. . . it occurs to me that the fact that my readers know who I am but I don’t know who they are, makes writing this blog pretty much like all of the writing I do professionally. I publish a paper, the reader knows who I am, but I don’t know who they are or even if they’re reading it. And there’s less chance that I’ll get comments, making the reader even more of a stranger to me. Plus I know many of the people personally who may be reading my stuff; LIS just isn’t that large a field. So I have people I know personally sneaking around reading my writing, & not telling me, & I have no way to know they’re doing it. Jeez, when I put it that way… how weird does that sound? (Or at least I don’t know they’re reading my stuff until I read their stuff and I’m cited in it, inshallah.)
So what’s the big deal? I ask myself. Why do I feel differently about this form of writing than I do about any of my other forms of writing? . . .
Saturday, January 22, 2005
How blogging is like a cocktail party

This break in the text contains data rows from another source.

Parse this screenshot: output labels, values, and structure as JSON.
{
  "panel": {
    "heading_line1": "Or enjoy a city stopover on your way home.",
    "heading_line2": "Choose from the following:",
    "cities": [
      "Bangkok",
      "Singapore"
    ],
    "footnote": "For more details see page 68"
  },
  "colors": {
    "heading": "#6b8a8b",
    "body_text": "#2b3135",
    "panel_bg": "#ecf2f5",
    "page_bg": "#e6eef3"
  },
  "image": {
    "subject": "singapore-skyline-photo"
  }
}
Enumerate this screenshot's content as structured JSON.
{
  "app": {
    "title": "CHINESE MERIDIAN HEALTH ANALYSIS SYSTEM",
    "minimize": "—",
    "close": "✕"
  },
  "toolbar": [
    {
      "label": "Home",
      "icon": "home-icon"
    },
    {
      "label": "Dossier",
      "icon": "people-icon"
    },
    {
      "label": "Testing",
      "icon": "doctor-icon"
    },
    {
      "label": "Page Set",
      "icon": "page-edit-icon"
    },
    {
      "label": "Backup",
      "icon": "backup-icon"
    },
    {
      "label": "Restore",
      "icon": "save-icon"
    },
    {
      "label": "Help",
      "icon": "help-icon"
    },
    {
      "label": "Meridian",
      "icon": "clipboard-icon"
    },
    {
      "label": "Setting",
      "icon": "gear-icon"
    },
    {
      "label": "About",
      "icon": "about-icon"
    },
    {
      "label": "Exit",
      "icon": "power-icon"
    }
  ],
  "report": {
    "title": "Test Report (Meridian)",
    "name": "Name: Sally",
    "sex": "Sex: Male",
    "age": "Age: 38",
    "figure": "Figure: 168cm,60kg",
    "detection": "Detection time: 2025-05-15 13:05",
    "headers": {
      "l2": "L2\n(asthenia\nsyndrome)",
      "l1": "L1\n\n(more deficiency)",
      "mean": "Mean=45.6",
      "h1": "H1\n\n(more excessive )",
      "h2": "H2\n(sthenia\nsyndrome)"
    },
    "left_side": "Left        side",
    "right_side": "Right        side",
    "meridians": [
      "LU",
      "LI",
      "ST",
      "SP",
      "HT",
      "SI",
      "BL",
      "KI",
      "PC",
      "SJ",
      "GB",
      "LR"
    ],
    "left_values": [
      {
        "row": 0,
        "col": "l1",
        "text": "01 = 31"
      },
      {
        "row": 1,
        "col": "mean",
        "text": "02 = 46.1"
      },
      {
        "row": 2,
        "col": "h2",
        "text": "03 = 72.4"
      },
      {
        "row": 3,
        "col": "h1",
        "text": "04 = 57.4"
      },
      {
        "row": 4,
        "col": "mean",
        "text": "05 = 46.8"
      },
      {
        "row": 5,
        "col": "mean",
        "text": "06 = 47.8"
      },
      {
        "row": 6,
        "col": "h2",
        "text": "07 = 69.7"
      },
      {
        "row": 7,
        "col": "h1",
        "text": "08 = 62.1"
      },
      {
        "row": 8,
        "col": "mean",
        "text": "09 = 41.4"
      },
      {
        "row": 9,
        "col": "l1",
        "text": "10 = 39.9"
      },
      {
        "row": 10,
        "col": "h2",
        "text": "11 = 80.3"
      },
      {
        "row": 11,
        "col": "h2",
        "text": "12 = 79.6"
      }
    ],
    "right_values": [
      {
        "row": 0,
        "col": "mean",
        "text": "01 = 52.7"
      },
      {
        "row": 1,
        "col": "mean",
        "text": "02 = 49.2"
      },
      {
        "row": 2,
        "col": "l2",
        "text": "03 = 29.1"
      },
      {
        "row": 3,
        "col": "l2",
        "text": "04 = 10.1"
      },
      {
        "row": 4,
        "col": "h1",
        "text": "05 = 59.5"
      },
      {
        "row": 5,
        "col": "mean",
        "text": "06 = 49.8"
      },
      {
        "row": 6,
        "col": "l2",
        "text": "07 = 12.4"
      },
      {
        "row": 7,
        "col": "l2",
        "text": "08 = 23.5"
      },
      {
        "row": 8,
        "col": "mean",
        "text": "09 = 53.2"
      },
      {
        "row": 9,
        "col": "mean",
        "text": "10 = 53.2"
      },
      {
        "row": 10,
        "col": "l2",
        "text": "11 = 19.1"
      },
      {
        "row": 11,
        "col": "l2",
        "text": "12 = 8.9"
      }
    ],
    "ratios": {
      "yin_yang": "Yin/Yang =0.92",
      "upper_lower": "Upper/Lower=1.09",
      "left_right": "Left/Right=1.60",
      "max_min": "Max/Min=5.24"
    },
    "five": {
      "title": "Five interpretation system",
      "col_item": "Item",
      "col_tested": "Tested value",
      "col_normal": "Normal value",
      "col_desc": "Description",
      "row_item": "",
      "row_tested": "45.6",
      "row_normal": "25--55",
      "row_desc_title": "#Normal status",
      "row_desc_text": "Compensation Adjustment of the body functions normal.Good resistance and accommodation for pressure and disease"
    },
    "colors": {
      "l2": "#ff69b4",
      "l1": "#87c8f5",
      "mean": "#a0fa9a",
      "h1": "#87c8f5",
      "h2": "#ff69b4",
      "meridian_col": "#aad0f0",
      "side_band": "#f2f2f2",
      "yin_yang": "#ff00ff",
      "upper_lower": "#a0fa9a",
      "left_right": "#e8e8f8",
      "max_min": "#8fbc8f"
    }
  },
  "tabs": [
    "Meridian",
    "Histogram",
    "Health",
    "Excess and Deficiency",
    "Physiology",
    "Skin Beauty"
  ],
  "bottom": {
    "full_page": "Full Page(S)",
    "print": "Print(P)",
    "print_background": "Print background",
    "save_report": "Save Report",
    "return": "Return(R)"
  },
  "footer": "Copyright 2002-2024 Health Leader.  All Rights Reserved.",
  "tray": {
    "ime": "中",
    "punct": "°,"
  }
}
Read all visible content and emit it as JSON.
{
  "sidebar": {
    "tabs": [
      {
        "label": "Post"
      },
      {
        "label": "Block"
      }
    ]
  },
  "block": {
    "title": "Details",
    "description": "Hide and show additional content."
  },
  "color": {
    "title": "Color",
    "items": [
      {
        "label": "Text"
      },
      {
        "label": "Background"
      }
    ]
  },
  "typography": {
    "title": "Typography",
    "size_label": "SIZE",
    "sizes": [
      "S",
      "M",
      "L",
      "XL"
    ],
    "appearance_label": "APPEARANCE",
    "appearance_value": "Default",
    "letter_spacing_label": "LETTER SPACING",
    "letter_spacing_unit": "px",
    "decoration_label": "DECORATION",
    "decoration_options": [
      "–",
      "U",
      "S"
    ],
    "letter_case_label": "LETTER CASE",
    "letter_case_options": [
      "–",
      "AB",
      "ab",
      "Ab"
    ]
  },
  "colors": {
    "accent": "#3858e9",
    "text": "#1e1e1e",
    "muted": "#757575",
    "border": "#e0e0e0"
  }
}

Jeff Pomerantz wonders what it means for him (as an academic) to blog, and he has some interesting ideas.